Canadian Journalists for Free Expression (CJFE) is excited to announce the launch of the Snowden Archive, a comprehensive database of all of the documents published to date from the Snowden leak.
Created in partnership with the Faculty of Information at the University of Toronto, the Archive is the world’s first fully indexed and searchable collection of publicly released Snowden documents.
The Archive is a powerful resource for journalists, researchers and concerned citizens to find new stories and to delve deeply into the critically important information about government surveillance practices made public thanks to Edward Snowden.
“We are extremely proud to launch the Snowden Archive as a tool for Canadians, and the world, to better understand the scope and scale of mass surveillance programs,” said CJFE Executive Director Tom Henheffer. “We believe this tool is just the start of many important stories to come, and hope this will help the public engage in conversation about government surveillance practices.”
The Archive allows users to search Snowden documents by:
- Agency that created the document in question
- Journalist and media outlet that first broke the story from the document

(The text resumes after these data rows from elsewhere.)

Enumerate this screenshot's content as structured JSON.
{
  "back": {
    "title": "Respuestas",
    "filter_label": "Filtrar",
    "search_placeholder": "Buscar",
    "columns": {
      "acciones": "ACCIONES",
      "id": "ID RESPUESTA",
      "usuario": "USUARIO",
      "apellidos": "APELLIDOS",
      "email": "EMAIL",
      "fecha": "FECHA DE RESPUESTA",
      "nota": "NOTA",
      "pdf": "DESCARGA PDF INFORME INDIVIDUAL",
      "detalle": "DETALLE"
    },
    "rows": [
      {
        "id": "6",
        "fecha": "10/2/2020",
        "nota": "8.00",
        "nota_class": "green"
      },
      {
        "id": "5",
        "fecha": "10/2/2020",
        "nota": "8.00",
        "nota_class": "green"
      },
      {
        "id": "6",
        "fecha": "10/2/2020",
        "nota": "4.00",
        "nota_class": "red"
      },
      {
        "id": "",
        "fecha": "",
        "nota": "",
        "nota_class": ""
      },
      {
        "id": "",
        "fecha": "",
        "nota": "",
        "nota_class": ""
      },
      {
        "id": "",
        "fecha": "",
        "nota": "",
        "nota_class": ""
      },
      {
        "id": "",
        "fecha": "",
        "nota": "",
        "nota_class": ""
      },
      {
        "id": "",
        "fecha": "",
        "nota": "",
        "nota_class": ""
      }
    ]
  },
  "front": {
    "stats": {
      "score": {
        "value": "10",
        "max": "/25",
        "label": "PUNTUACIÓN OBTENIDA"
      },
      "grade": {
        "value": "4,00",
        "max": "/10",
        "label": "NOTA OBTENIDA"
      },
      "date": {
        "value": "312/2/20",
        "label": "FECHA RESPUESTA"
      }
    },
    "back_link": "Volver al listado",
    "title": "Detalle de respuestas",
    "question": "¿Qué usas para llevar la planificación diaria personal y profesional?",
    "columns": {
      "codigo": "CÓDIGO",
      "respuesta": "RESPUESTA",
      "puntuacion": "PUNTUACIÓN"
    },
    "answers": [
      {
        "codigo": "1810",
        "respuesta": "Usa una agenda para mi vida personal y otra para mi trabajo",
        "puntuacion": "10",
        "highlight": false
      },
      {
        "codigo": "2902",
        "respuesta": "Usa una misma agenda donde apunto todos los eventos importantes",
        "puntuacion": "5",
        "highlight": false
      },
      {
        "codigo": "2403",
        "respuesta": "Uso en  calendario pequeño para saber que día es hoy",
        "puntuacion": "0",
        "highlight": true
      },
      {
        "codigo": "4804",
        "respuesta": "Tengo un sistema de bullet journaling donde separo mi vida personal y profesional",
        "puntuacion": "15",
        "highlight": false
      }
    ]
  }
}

- Full text of the document
- Keywords, surveillance program names and more
The Snowden Archive and additional information on the project can be found at cjfe.org/snowden
Snowden Archive Launch Event
The Archive will officially be unveiled at an event this afternoon at Ryerson University, “Snowden Live: Canada and the Surveillance State.” The event will begin with a live video Q&A with Edward Snowden, followed by a panel discussion on the state of surveillance in Canada.
The event will be live streamed at cbcnews.ca.
Snowden Live: Canada and the Surveillance State
Wednesday, March 4, 2015, 12-2 p.m.
RCC 103, Rogers Communications Centre, Ryerson University, 80 Gould Street, Toronto
Moderator: Anna Maria Tremonti, Host of CBC Radio’s The Current and CJFE Board member
Keynote: Q&A with Edward Snowden
Panelists: Dave Seglins, Senior Reporter, CBC Investigative Unit
Andrew Clement, Professor, Faculty of Information, University of Toronto
Laura Tribe, National and Digital Programs Lead, Canadian Journalists for Free Expression
More information on the launch event and live stream can be found at cjfe.org/asksnowden
“Investigative journalists and university researchers share a public interest mission to advance understanding of controversial issues. This is exemplified in the collaboration between CJFE and the Faculty of Information at the University of Toronto to make available the Snowden Archive,” said Professor Andrew Clement of the University of Toronto. “The Archive can help everyone learn more about how our governments are watching us all.”
Project Partners and Supporters
The Snowden Archive is the result of collaboration between Canadian Journalists for Free Expression (CJFE) and the Politics of Surveillance Project at the Faculty of Information at the University of Toronto. The Archive was designed and built by George Raine, a recent graduate of this Faculty’s Master of Information program, with the assistance of Jillian Harkness, currently a student in this program. Supporters of this initiative include the Surveillance Studies Centre, Faculty of Arts and Sciences, Queen’s University; the Digital Curation Institute, Faculty of Information, University of Toronto; and the Centre for Free Expression, Faculty of Communications and Design, Ryerson University.
CJFE monitors, defends and reports on free expression and access to information in Canada and abroad. Rooted in the field of journalism, we promote a free media as essential to a fair and open society. CJFE boldly champions the free expression rights of all people, and encourages and supports individuals and groups in the protection of their own and others’ free expression rights. cjfe.org
About the Politics of Surveillance Project
The Politics of Surveillance Project has as its mission to render more publicly visible and democratically accountable the hidden forms of surveillance that are increasingly a part of everyday life. It is a sub-project of The New Transparency: Surveillance and Social Sorting, a seven-year Major Collaborative Research Initiative funded by the Social Sciences and Humanities Research Council.
SOURCE Canadian Journalists for Free Expression